BT and the Indian Institute of Science (IISc), one of India’s leading research institutions, today kicked off a new phase of UK-India joint research with the opening of a new collaborative research centre in Bengaluru (Bangalore), focused on the development of the next generation of cutting-edge artificial intelligence (AI), mobility and software engineering technologies.
The new BT India Research Centre (BTIRC) will join BT’s network of collaborative research facilities around the globe, including centres in Northern Ireland, China, the US, and the UAE. This global innovation network is centred on the BT Labs at Adastral Park, Suffolk, UK, one of the world’s leading centres for telecommunications research.
The BTIRC will operate multiple research tracks, focused primarily on artificial intelligence, mobility and software engineering technologies for use in BT’s strategic programmes, products and services. Future areas will include cybersecurity innovations. BT is one of the global research leaders in communications technologies and AI, filing the highest number of AI-focused patents amongst all UK companies with the UK patent office over the last 20 years.
The centre will build on these strong credentials, following a well-established model used for the company’s other global research locations, combining academic, industry and government partnerships and BT’s own commercial and research expertise.
Professor Tim Whitley, Managing Director for Research at BT, said: “The opening of this new centre is the start of an exciting new chapter for BT, and for UK-India research. The technologies we’ll be developing here, in fields such as AI, mobile and software engineering will accelerate the delivery of exciting innovations to our customers around the globe, taking advantage of the brilliant intellectual capital in Bengaluru.”
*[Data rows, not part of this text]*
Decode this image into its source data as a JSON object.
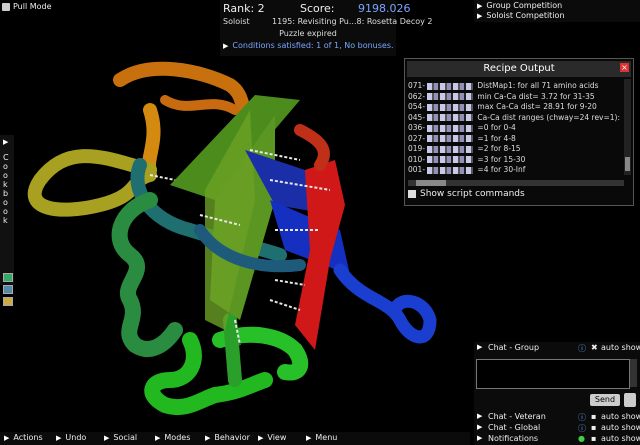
{
  "toolbar": {
    "pull_mode": "Pull Mode"
  },
  "score_panel": {
    "rank": "Rank: 2",
    "score_label": "Score:",
    "score_value": "9198.026",
    "mode": "Soloist",
    "puzzle": "1195: Revisiting Pu...8: Rosetta Decoy 2",
    "status": "Puzzle expired",
    "conditions": "Conditions satisfied: 1 of 1, No bonuses."
  },
  "competition": {
    "group": "Group Competition",
    "soloist": "Soloist Competition"
  },
  "recipe_output": {
    "title": "Recipe Output",
    "close_icon": "close-icon",
    "lines": [
      {
        "prefix": "071",
        "text": "DistMap1: for all 71 amino acids"
      },
      {
        "prefix": "062",
        "text": "min Ca-Ca dist=  3.72 for  31-35"
      },
      {
        "prefix": "054",
        "text": "max Ca-Ca dist= 28.91 for   9-20"
      },
      {
        "prefix": "045",
        "text": "Ca-Ca dist ranges (chway=24 rev=1):"
      },
      {
        "prefix": "036",
        "text": "=0 for  0-4"
      },
      {
        "prefix": "027",
        "text": "=1 for  4-8"
      },
      {
        "prefix": "019",
        "text": "=2 for  8-15"
      },
      {
        "prefix": "010",
        "text": "=3 for 15-30"
      },
      {
        "prefix": "001",
        "text": "=4 for 30-Inf"
      }
    ],
    "show_script": "Show script commands"
  },
  "cookbook": {
    "label": "Cookbook"
  },
  "chat": {
    "group": "Chat - Group",
    "veteran": "Chat - Veteran",
    "global": "Chat - Global",
    "notifications": "Notifications",
    "auto_show": "auto show",
    "send": "Send"
  },
  "bottom_menu": {
    "actions": "Actions",
    "undo": "Undo",
    "social": "Social",
    "modes": "Modes",
    "behavior": "Behavior",
    "view": "View",
    "menu": "Menu"
  },
  "colors": {
    "accent": "#7aa6ff",
    "panel_bg": "#0b0b0b",
    "close": "#dd3333"
  }
}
Professor Anurag Kumar, Director IISc said: The Indian Institute of Science, one of India's premier institutes for education and research in science and engineering, looks forward with great anticipation to being an academic partner to the new collaborative research centre being established by BT in Bengaluru. The proposed research topics of mobility and artificial intelligence, with the associated software engineering, are sure to attract strong interest from the IISc faculty and students. I look forward to the many discoveries and innovations that will no doubt emanate from such collaboration. I wish the new BT research centre and the proposed IISc-BT collaboration the very best of success.
British Deputy High Commissioner to Bengaluru, Dominic McAllister said: “India is fast becoming one of the most data-rich countries in the world, with a rapidly evolving tech ecosystem which is especially strong in Bengaluru. The launch of the BT India Research Centre underlines the value of strengthening collaboration between the private sector and academic institutions to push the boundaries of innovation in critical areas of technology. This exciting collaboration between BT and the IISc in Bengaluru is already promoting and encouraging cutting-edge developments across various areas of the technology sector, including artificial intelligence, mobility and cyber-security.”
BT has a long history of working with leading Indian universities on the development of new technologies and is a significant employer of highly-skilled IT and technology experts in Bengaluru and other locations across India including Gurugram, where the company opened a cutting-edge cyber-security centre in 2018.
The BTIRC will complement BT’s existing relationship with the Indraprastha Institute of Information Technology, Delhi, which is focused on elastic optical networks and quantum key distribution technologies.
Aleksander Straunik, Head of External Relations, Global.